The U.S. Department of Education (DoE) exercises jurisdiction over the collection of student loans. Should a student loan go into arrears and be declared in default, the DoE may issue an administrative wage garnishment to repay this loan. However, the most that the DoE can garnish is 15% of the student’s (or guarantor’s) “Disposable Earnings,” or only amounts more than 30 times the minimum wage, as previously delineated. You could look at this as a “15-30 Rule,” if you’re getting into the swing of it.
Other Debts Receiving Special Treatment
Many debts receive special treatment under federal law and are deemed exempt from any form of wage garnishment. These include:
- SSI Benefits

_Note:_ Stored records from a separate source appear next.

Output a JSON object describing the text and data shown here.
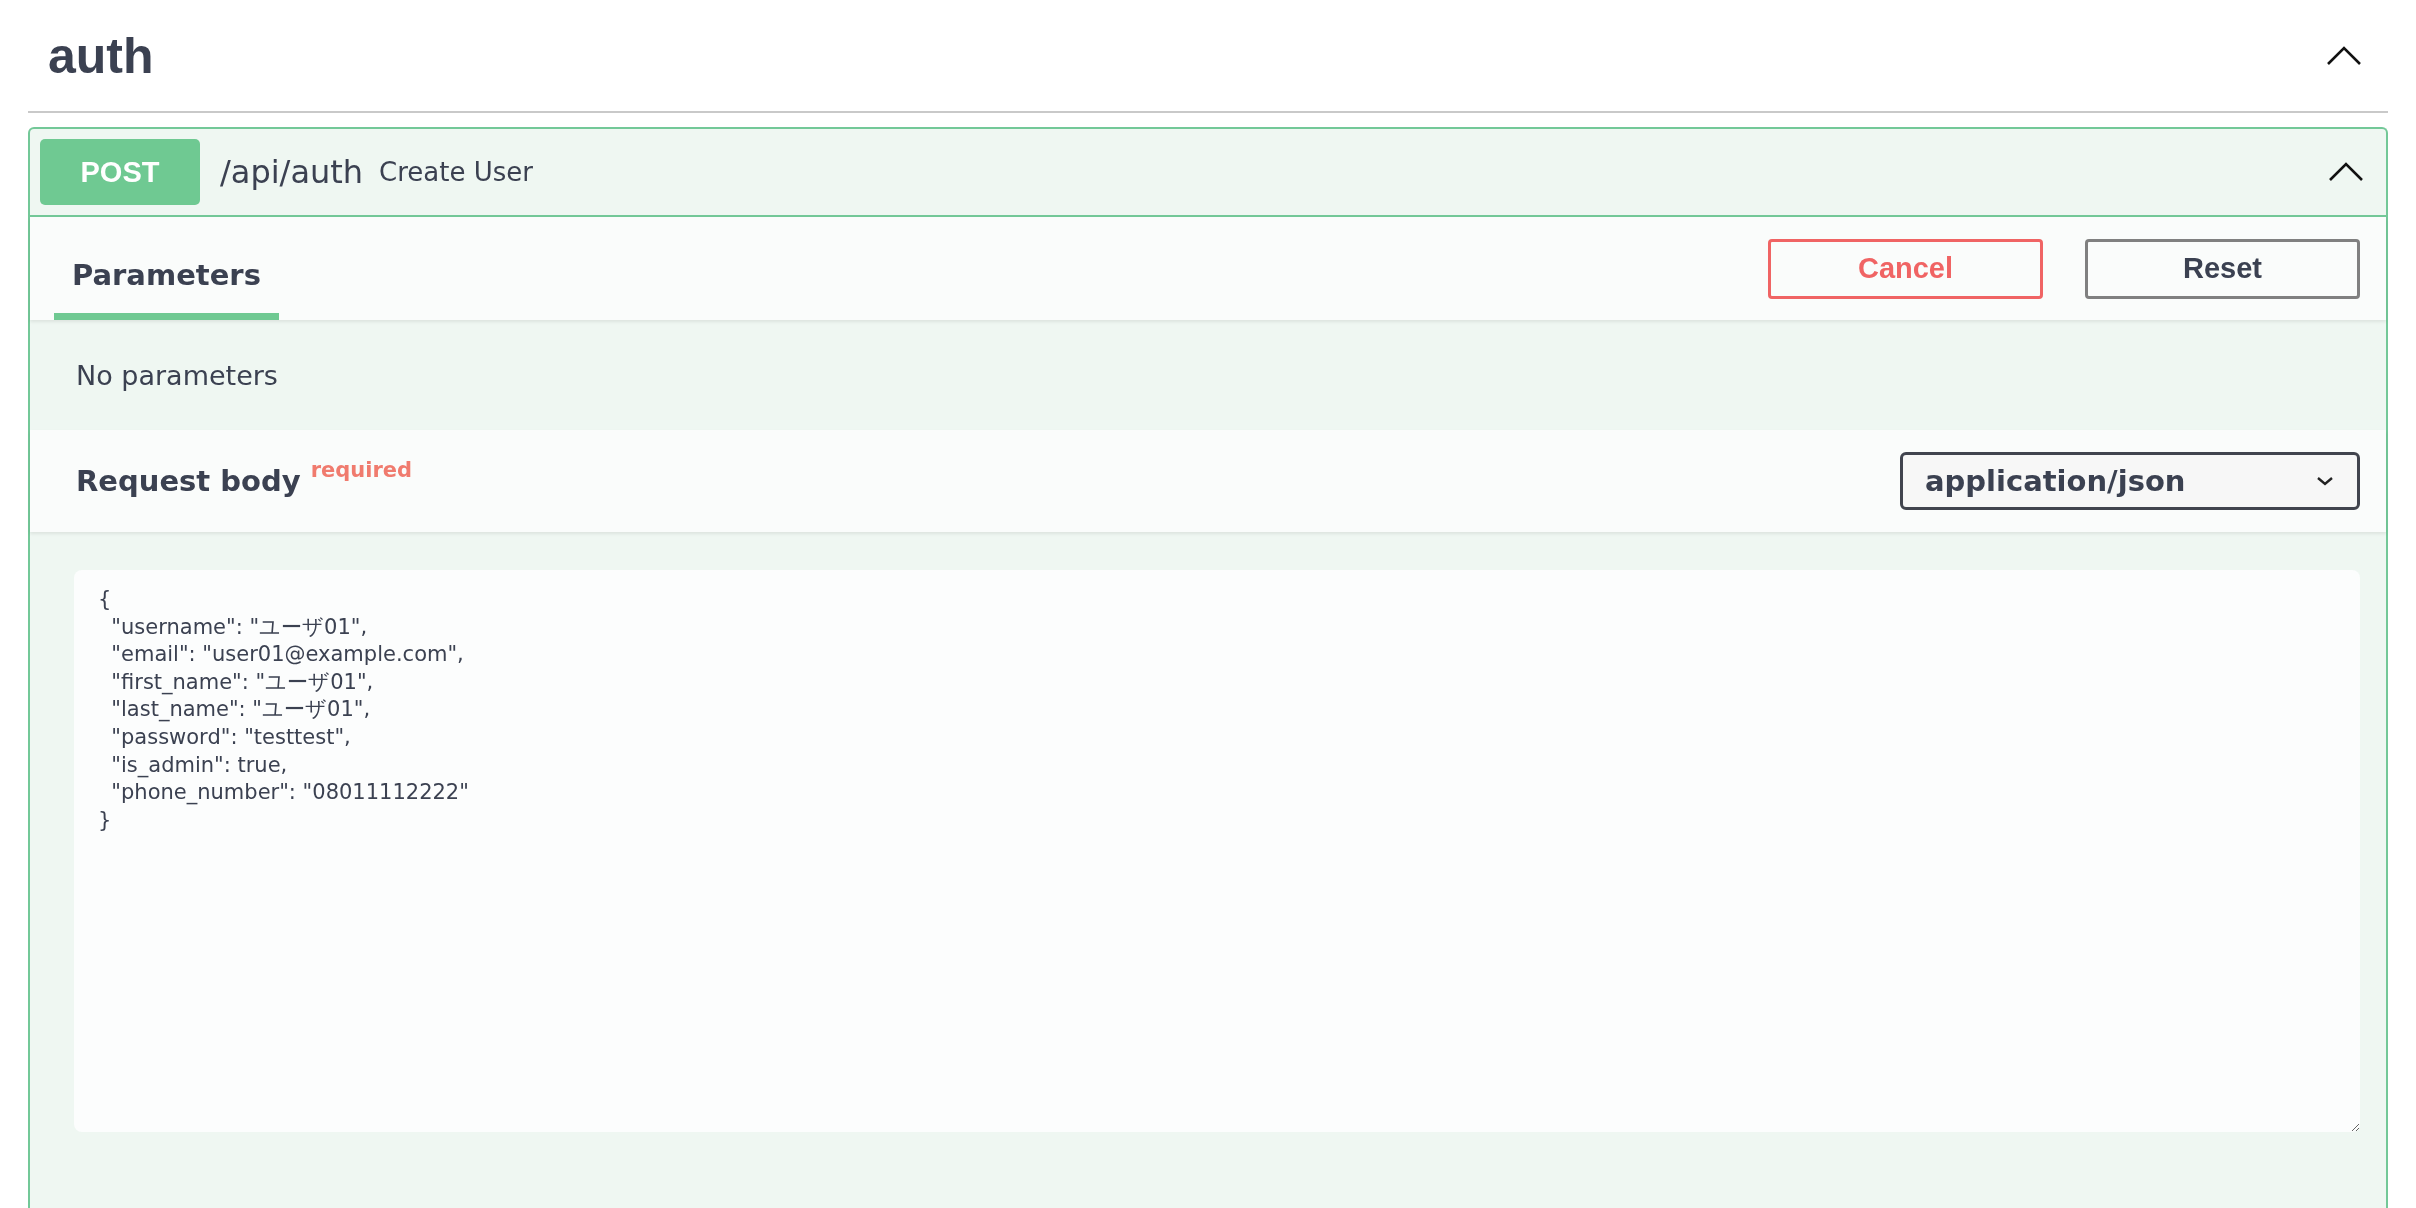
{
  "section": {
    "title": "auth",
    "expanded": true
  },
  "operation": {
    "method": "POST",
    "path": "/api/auth",
    "summary": "Create User",
    "expanded": true
  },
  "tabs": [
    {
      "label": "Parameters",
      "selected": true
    }
  ],
  "buttons": [
    {
      "label": "Cancel",
      "kind": "cancel"
    },
    {
      "label": "Reset",
      "kind": "reset"
    }
  ],
  "parameters_message": "No parameters",
  "request_body": {
    "title": "Request body",
    "required_label": "required",
    "content_type": "application/json",
    "value": "{\n  \"username\": \"ユーザ01\",\n  \"email\": \"user01@example.com\",\n  \"first_name\": \"ユーザ01\",\n  \"last_name\": \"ユーザ01\",\n  \"password\": \"testtest\",\n  \"is_admin\": true,\n  \"phone_number\": \"08011112222\"\n}"
  }
}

- Unemployment Insurance Benefits
- Veteran’s Benefits
- Certain Military Pensions
- Public Assistance Payments
- Disability Compensation

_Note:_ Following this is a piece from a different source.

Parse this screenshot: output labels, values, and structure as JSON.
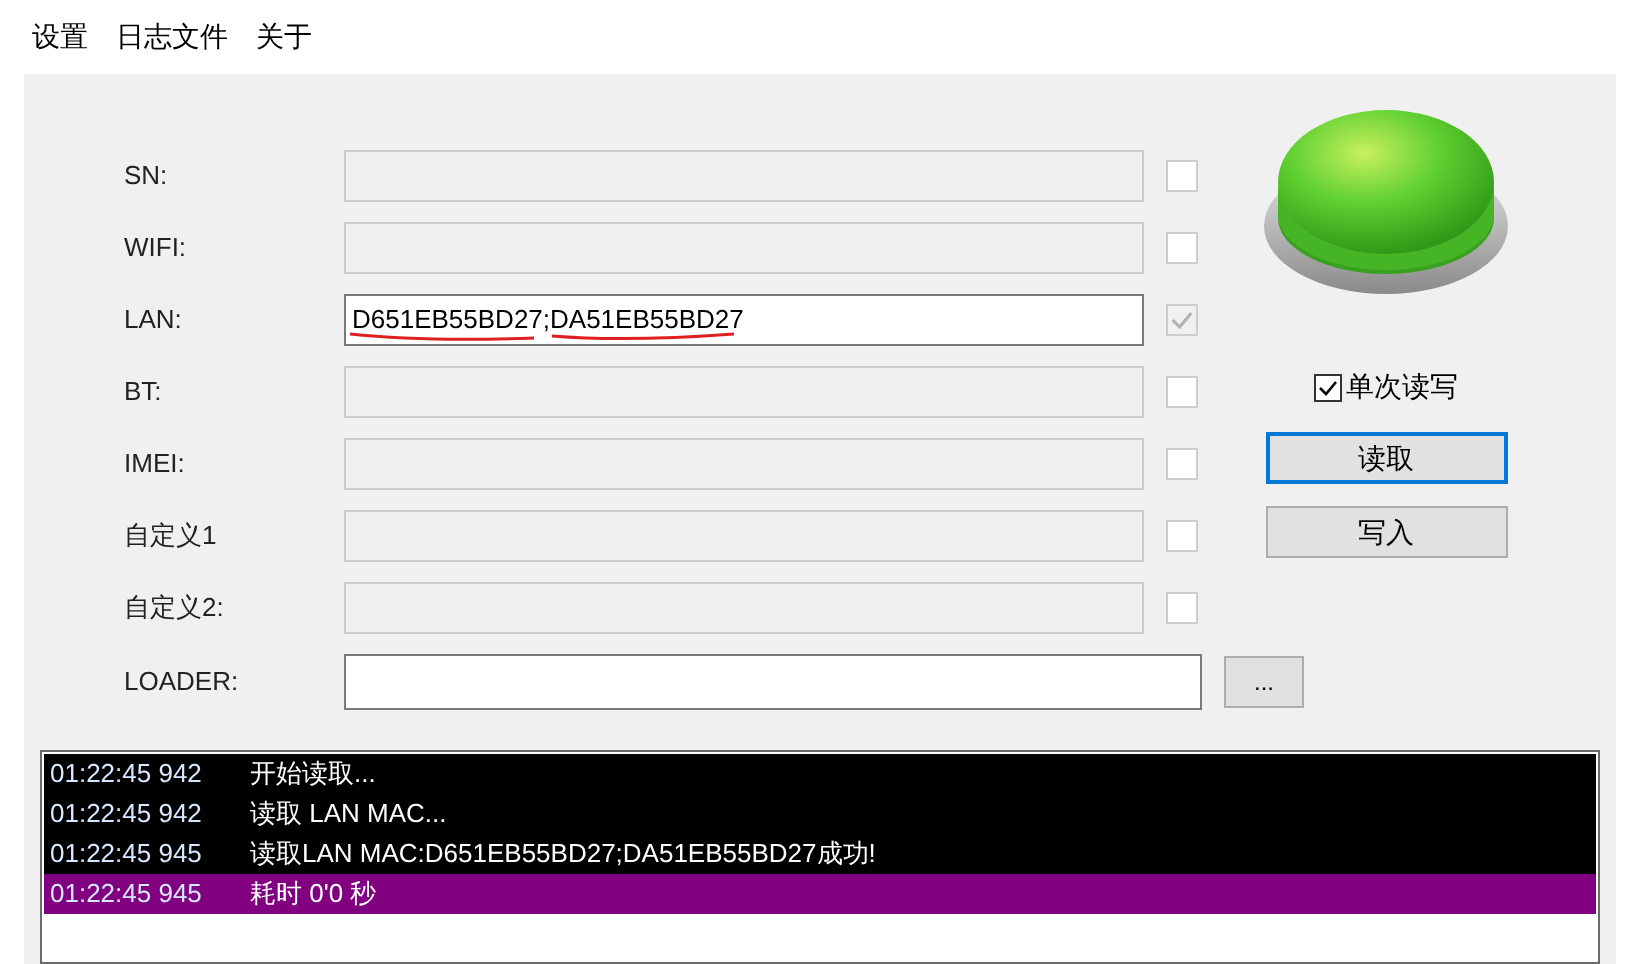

- Worker’s Comp
- Railroad and Black Lung benefits
Special Rules for Bankruptcy and Federal IRS Tax Debts
The Court in Chapter 7 bankruptcy proceedings, or the trustee in a Chapter 13 reorganization, can reach as much as ninety percent (90%) of an employee’s “disposable earnings,” though hardship is always considered. Likewise, the IRS can garnish as much as seventy percent (70%) of an employee’s wages, after applying a complicated formula that takes hardship into account.

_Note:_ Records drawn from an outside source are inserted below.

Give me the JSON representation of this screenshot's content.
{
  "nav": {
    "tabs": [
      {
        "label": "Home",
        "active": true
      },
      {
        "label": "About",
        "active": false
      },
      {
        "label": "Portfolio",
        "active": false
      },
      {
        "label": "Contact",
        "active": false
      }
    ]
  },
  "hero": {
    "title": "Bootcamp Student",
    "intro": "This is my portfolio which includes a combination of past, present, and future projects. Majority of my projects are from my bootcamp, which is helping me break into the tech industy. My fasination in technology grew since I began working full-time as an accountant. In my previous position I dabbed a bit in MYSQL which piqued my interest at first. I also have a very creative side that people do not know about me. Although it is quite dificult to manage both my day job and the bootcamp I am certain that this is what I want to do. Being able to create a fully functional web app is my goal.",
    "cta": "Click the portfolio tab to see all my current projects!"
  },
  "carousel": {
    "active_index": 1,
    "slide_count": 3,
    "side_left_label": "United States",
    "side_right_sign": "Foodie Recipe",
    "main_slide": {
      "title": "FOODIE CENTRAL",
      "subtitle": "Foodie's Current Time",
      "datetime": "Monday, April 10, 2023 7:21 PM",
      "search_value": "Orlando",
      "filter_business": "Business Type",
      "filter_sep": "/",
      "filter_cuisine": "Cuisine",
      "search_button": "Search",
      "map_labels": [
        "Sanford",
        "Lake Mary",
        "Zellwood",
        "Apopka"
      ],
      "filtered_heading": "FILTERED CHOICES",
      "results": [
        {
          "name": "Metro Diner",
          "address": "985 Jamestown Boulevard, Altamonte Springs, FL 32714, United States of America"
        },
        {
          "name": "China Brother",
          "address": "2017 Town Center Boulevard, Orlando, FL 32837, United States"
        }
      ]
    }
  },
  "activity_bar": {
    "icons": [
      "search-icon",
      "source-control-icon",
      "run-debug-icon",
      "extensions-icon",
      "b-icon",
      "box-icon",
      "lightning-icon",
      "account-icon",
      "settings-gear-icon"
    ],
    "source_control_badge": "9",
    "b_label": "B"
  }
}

Priority Between Multiple Garnishment Orders
When the debtor-employee faces multiple types of garnishment orders, the employer must first prioritize certain debts over others, subject collectively to the previously-discussed limitations. Generally, the order of priority runs as follows:
- past due child support always comes first,
- followed next by past due federal income taxes,
- then defaulted student loans,
- bankruptcy payments, and
- state and local levies.
All of these come before consumer debt, credit cards, pay day loans, even medical liens, and it is the character of the debt, not the timing or order of garnishment that is controlling.
Louisiana Job Protection for Wage Garnishment Process
Some employers, especially smaller ones, would rather fire the employee than shoulder the burden of garnishing wages. Under federal law, this is prohibited and can subject the employer to liability, fines, or worse.
Louisiana Wage Garnishment law can be simple in some situations and complicated in others, depending on the nature of the debt and the debtor-employee’s unique circumstances. If the debt is anything other than de minimus, in which case you should just pay it off, it is always best to give yourself the peace of mind acquired through consulting a qualified debtor-creditor, legal, or tax professional.
Chapter 4, Garnishment Under a Writ of Fieri Facias, Art. 2411. Garnishee; effect of service; financial institutions, https://legis.la.gov/legis/Law.aspx?d=111454.
Louisiana Department of Labor, Workforce Commission website: http://www.laworks.net/.
Title II of the Consumer Credit Protection Act, 15 U.S.C. Section 1671 to 1777 (garnishment orders).
The Federal Wage Garnishment Law, Title III of the Consumer Credit Protection Act, 15 USC 1671 et seq., https://www.dol.gov/whd/regs/statutes/garn01.pdf.
United States Department of Labor, Wage and Hour Division, Fact Sheet #30: https://www.dol.gov/whd/regs/compliance/whdfs30.htm.
United States Department of Labor, Wage and Hour Division, Federal Wage Garnishments, https://www.dol.gov/whd/garnishment/.
United States Department of Labor, Summary of Major Laws of the Department of Labor, https://www.dol.gov/general/aboutdol/majorlaws.
Fair Labor Standards Act, as amended, Public Law 99-150, enacted on November 13, 1985, amending the Fair Labor Standards Act, https://www.gpo.gov/fdsys/pkg/STATUTE-99/pdf/STATUTE-99-Pg787.pdf.